Perhaps there are few of you who are actually following along as I talk about our experiences during the many days of this ride. Some of you may have even discerned some sort of a pattern (dare I say routine) to the daily experience. After breakfast together, Ben gets us started for the day with instructions and directions. He has our bikes all checked out and ready to go. He pulls open up a map on his trailer and talks about where we are going and the nature of the ride for the day. Once we get going, he stops at places along the route to make sure we are OK, and help us out with whatever we need. He says we can even stop by at some of these spots if we just need a hug. We usually have a snack stop where Ben sets up a “picnic” with a bunch of stuff to revive us. We may also have a lunch stop along the way depending on the length of the ride that day. We stop along the way to do things. The rides usually end early so that we have time to recover and do other things. We gather around for dinner.
The descriptions of the next stage of the ride that Ben provides at various stops while pointing to his map are interesting and useful. He tries his best at each stop to prepare us mentally for the next stage of the adventure. He does not downplay the challenges shown on the map, like the 8% climb the other day, or the major climb that we did today. Other sections that are not that steep but are still challenging in their own way are described using terms like “Rocky Mountain flats”, or “downdulations”. The instructions that we get are very complete.
We have gotten to know Ben well during the last few days. He is a sweetheart.
Let me now get on with with the story of another glorious day of riding in the Canadian Rockies.
I was up early, as usual. The places we have stayed at so far are in remote areas. The hotels or resorts tend to be the only human habitation for miles around. Network connectivity is generally through a satellite link which has it own challenges.Crossing the North Saskatchewan river early in the ride.I actually saw a black bear today! I was at the back of the group and managed to get only one picture!Mt. Chephren.We had a long picnic stop at a spot along the Waterfowl Lakes.Then it was time to brave the cold, glacier fed, waters of the Lake.He was the first to actually be brave enough to go all the way in for a swim.Others followed.I did step into the water myself, up to my knees. It was freezing. There was a discussion among the folks experienced in swimming in cold waters and those who were scientifically inclined about what the actual temperature of the water might be, since it was flowing down from a glacier, and since it also felt pretty darned cold! My somewhat unscientific guess was that it was in the 40s – degrees Fahrenheit that is.

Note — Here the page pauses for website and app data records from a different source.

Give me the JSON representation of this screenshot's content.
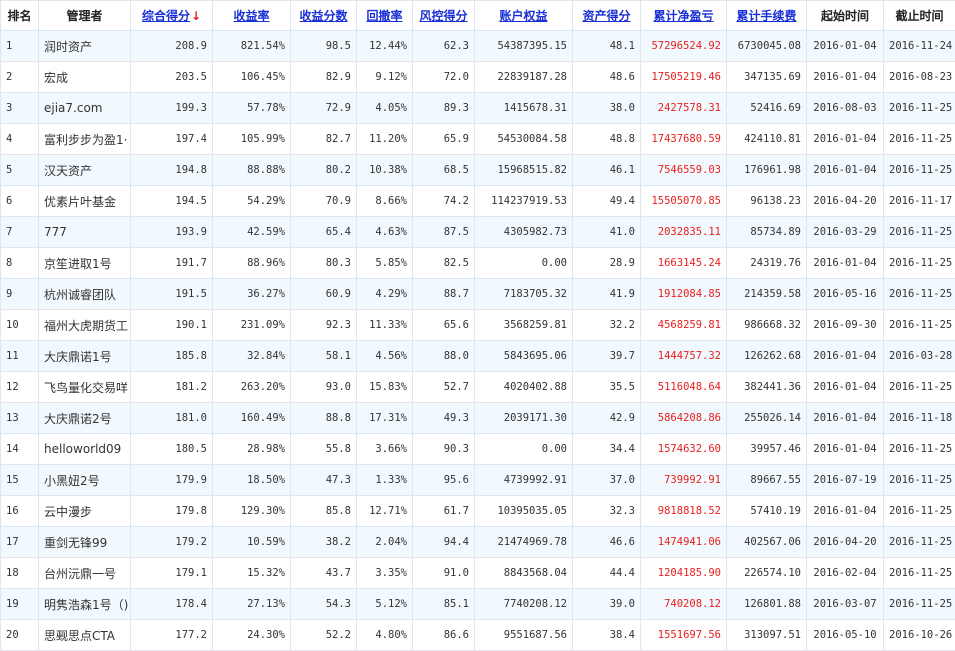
{
  "header": {
    "rank": "排名",
    "manager": "管理者",
    "composite_score": "综合得分",
    "sort_arrow": "↓",
    "return_rate": "收益率",
    "return_score": "收益分数",
    "drawdown": "回撤率",
    "risk_score": "风控得分",
    "equity": "账户权益",
    "asset_score": "资产得分",
    "cum_pnl": "累计净盈亏",
    "cum_fee": "累计手续费",
    "start_date": "起始时间",
    "end_date": "截止时间"
  },
  "colors": {
    "link": "#1a2fd6",
    "pnl": "#e8201e",
    "row_alt": "#f2f9fe",
    "border": "#dfe6ee"
  },
  "rows": [
    {
      "rank": "1",
      "manager": "润时资产",
      "score": "208.9",
      "ret": "821.54%",
      "ret_score": "98.5",
      "dd": "12.44%",
      "risk": "62.3",
      "equity": "54387395.15",
      "asset": "48.1",
      "pnl": "57296524.92",
      "fee": "6730045.08",
      "start": "2016-01-04",
      "end": "2016-11-24"
    },
    {
      "rank": "2",
      "manager": "宏成",
      "score": "203.5",
      "ret": "106.45%",
      "ret_score": "82.9",
      "dd": "9.12%",
      "risk": "72.0",
      "equity": "22839187.28",
      "asset": "48.6",
      "pnl": "17505219.46",
      "fee": "347135.69",
      "start": "2016-01-04",
      "end": "2016-08-23"
    },
    {
      "rank": "3",
      "manager": "ejia7.com",
      "score": "199.3",
      "ret": "57.78%",
      "ret_score": "72.9",
      "dd": "4.05%",
      "risk": "89.3",
      "equity": "1415678.31",
      "asset": "38.0",
      "pnl": "2427578.31",
      "fee": "52416.69",
      "start": "2016-08-03",
      "end": "2016-11-25"
    },
    {
      "rank": "4",
      "manager": "富利步步为盈1·",
      "score": "197.4",
      "ret": "105.99%",
      "ret_score": "82.7",
      "dd": "11.20%",
      "risk": "65.9",
      "equity": "54530084.58",
      "asset": "48.8",
      "pnl": "17437680.59",
      "fee": "424110.81",
      "start": "2016-01-04",
      "end": "2016-11-25"
    },
    {
      "rank": "5",
      "manager": "汉天资产",
      "score": "194.8",
      "ret": "88.88%",
      "ret_score": "80.2",
      "dd": "10.38%",
      "risk": "68.5",
      "equity": "15968515.82",
      "asset": "46.1",
      "pnl": "7546559.03",
      "fee": "176961.98",
      "start": "2016-01-04",
      "end": "2016-11-25"
    },
    {
      "rank": "6",
      "manager": "优素片叶基金",
      "score": "194.5",
      "ret": "54.29%",
      "ret_score": "70.9",
      "dd": "8.66%",
      "risk": "74.2",
      "equity": "114237919.53",
      "asset": "49.4",
      "pnl": "15505070.85",
      "fee": "96138.23",
      "start": "2016-04-20",
      "end": "2016-11-17"
    },
    {
      "rank": "7",
      "manager": "777",
      "score": "193.9",
      "ret": "42.59%",
      "ret_score": "65.4",
      "dd": "4.63%",
      "risk": "87.5",
      "equity": "4305982.73",
      "asset": "41.0",
      "pnl": "2032835.11",
      "fee": "85734.89",
      "start": "2016-03-29",
      "end": "2016-11-25"
    },
    {
      "rank": "8",
      "manager": "京笙进取1号",
      "score": "191.7",
      "ret": "88.96%",
      "ret_score": "80.3",
      "dd": "5.85%",
      "risk": "82.5",
      "equity": "0.00",
      "asset": "28.9",
      "pnl": "1663145.24",
      "fee": "24319.76",
      "start": "2016-01-04",
      "end": "2016-11-25"
    },
    {
      "rank": "9",
      "manager": "杭州诚睿团队",
      "score": "191.5",
      "ret": "36.27%",
      "ret_score": "60.9",
      "dd": "4.29%",
      "risk": "88.7",
      "equity": "7183705.32",
      "asset": "41.9",
      "pnl": "1912084.85",
      "fee": "214359.58",
      "start": "2016-05-16",
      "end": "2016-11-25"
    },
    {
      "rank": "10",
      "manager": "福州大虎期货工",
      "score": "190.1",
      "ret": "231.09%",
      "ret_score": "92.3",
      "dd": "11.33%",
      "risk": "65.6",
      "equity": "3568259.81",
      "asset": "32.2",
      "pnl": "4568259.81",
      "fee": "986668.32",
      "start": "2016-09-30",
      "end": "2016-11-25"
    },
    {
      "rank": "11",
      "manager": "大庆鼎诺1号",
      "score": "185.8",
      "ret": "32.84%",
      "ret_score": "58.1",
      "dd": "4.56%",
      "risk": "88.0",
      "equity": "5843695.06",
      "asset": "39.7",
      "pnl": "1444757.32",
      "fee": "126262.68",
      "start": "2016-01-04",
      "end": "2016-03-28"
    },
    {
      "rank": "12",
      "manager": "飞鸟量化交易咩",
      "score": "181.2",
      "ret": "263.20%",
      "ret_score": "93.0",
      "dd": "15.83%",
      "risk": "52.7",
      "equity": "4020402.88",
      "asset": "35.5",
      "pnl": "5116048.64",
      "fee": "382441.36",
      "start": "2016-01-04",
      "end": "2016-11-25"
    },
    {
      "rank": "13",
      "manager": "大庆鼎诺2号",
      "score": "181.0",
      "ret": "160.49%",
      "ret_score": "88.8",
      "dd": "17.31%",
      "risk": "49.3",
      "equity": "2039171.30",
      "asset": "42.9",
      "pnl": "5864208.86",
      "fee": "255026.14",
      "start": "2016-01-04",
      "end": "2016-11-18"
    },
    {
      "rank": "14",
      "manager": "helloworld09",
      "score": "180.5",
      "ret": "28.98%",
      "ret_score": "55.8",
      "dd": "3.66%",
      "risk": "90.3",
      "equity": "0.00",
      "asset": "34.4",
      "pnl": "1574632.60",
      "fee": "39957.46",
      "start": "2016-01-04",
      "end": "2016-11-25"
    },
    {
      "rank": "15",
      "manager": "小黑妞2号",
      "score": "179.9",
      "ret": "18.50%",
      "ret_score": "47.3",
      "dd": "1.33%",
      "risk": "95.6",
      "equity": "4739992.91",
      "asset": "37.0",
      "pnl": "739992.91",
      "fee": "89667.55",
      "start": "2016-07-19",
      "end": "2016-11-25"
    },
    {
      "rank": "16",
      "manager": "云中漫步",
      "score": "179.8",
      "ret": "129.30%",
      "ret_score": "85.8",
      "dd": "12.71%",
      "risk": "61.7",
      "equity": "10395035.05",
      "asset": "32.3",
      "pnl": "9818818.52",
      "fee": "57410.19",
      "start": "2016-01-04",
      "end": "2016-11-25"
    },
    {
      "rank": "17",
      "manager": "重剑无锋99",
      "score": "179.2",
      "ret": "10.59%",
      "ret_score": "38.2",
      "dd": "2.04%",
      "risk": "94.4",
      "equity": "21474969.78",
      "asset": "46.6",
      "pnl": "1474941.06",
      "fee": "402567.06",
      "start": "2016-04-20",
      "end": "2016-11-25"
    },
    {
      "rank": "18",
      "manager": "台州沅鼎一号",
      "score": "179.1",
      "ret": "15.32%",
      "ret_score": "43.7",
      "dd": "3.35%",
      "risk": "91.0",
      "equity": "8843568.04",
      "asset": "44.4",
      "pnl": "1204185.90",
      "fee": "226574.10",
      "start": "2016-02-04",
      "end": "2016-11-25"
    },
    {
      "rank": "19",
      "manager": "明隽浩森1号（)",
      "score": "178.4",
      "ret": "27.13%",
      "ret_score": "54.3",
      "dd": "5.12%",
      "risk": "85.1",
      "equity": "7740208.12",
      "asset": "39.0",
      "pnl": "740208.12",
      "fee": "126801.88",
      "start": "2016-03-07",
      "end": "2016-11-25"
    },
    {
      "rank": "20",
      "manager": "思觋思点CTA",
      "score": "177.2",
      "ret": "24.30%",
      "ret_score": "52.2",
      "dd": "4.80%",
      "risk": "86.6",
      "equity": "9551687.56",
      "asset": "38.4",
      "pnl": "1551697.56",
      "fee": "313097.51",
      "start": "2016-05-10",
      "end": "2016-10-26"
    }
  ]
}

As we got going once again, I did stop by to smell the flowers by the roadways.The downhill slope below is actually just before the start of a brutal climb, this time to the highest point that we are to encounter during during this ride. Bow Pass, the point that we were just about to ride though, is at about 2069 meters. I was on the lowest gear going up for most of this long and challenging climb. My thigh muscles were screaming, and I was simply hoping that I would not cramp up and have to stop, because starting up once again on the 4-6% slope in the condition that I was in would have presented an additional challenge. Obviously, I did not stop for pictures. The ride seemed never ending, and every time I came around a hill or over a hump, with the hope of the end of the climb just beyond, there was yet another challenge to overcome. In the end we all made it to the top in grand manner!At this point, we got off the main road and rode to an even higher elevation on Bow Summit. From the parking lot for the buses, Ben took us on a hike to an even higher elevation, to a somewhat isolated spot where we could have our lunch.Peyto Lake below us. Off in the distance you can see the direction from which we rode this morning.This little guy popped his head out from among the rocks, looking for some scraps, or perhaps the leftover muffin grabbed from the breakfast table that was in a backpack.I was hoping to make out the road that we rode on this morning, and perhaps even Waterfowl Lake where we stopped by for snacks and swimming, in the picture below.Then were heading downhill to our place for the evening. This is our place for the evening, the Num-Ti-Jah Lodge.This is a picture of Bow Lake from a window of the lodge.I was sitting outside the lodge with some of the others waiting for dinnertime when I took this picture.Slept well last night after a scrumptious dinner and the company of the wonderful friends, both old and new, who accompany me during the ride.
We have gotten past the highest point in the ride, and it is all downhill from now (in a manner of speaking). But I am also sure that Ben has a few “whoopsies” along the way that will continue to challenge us and keep us on our toes.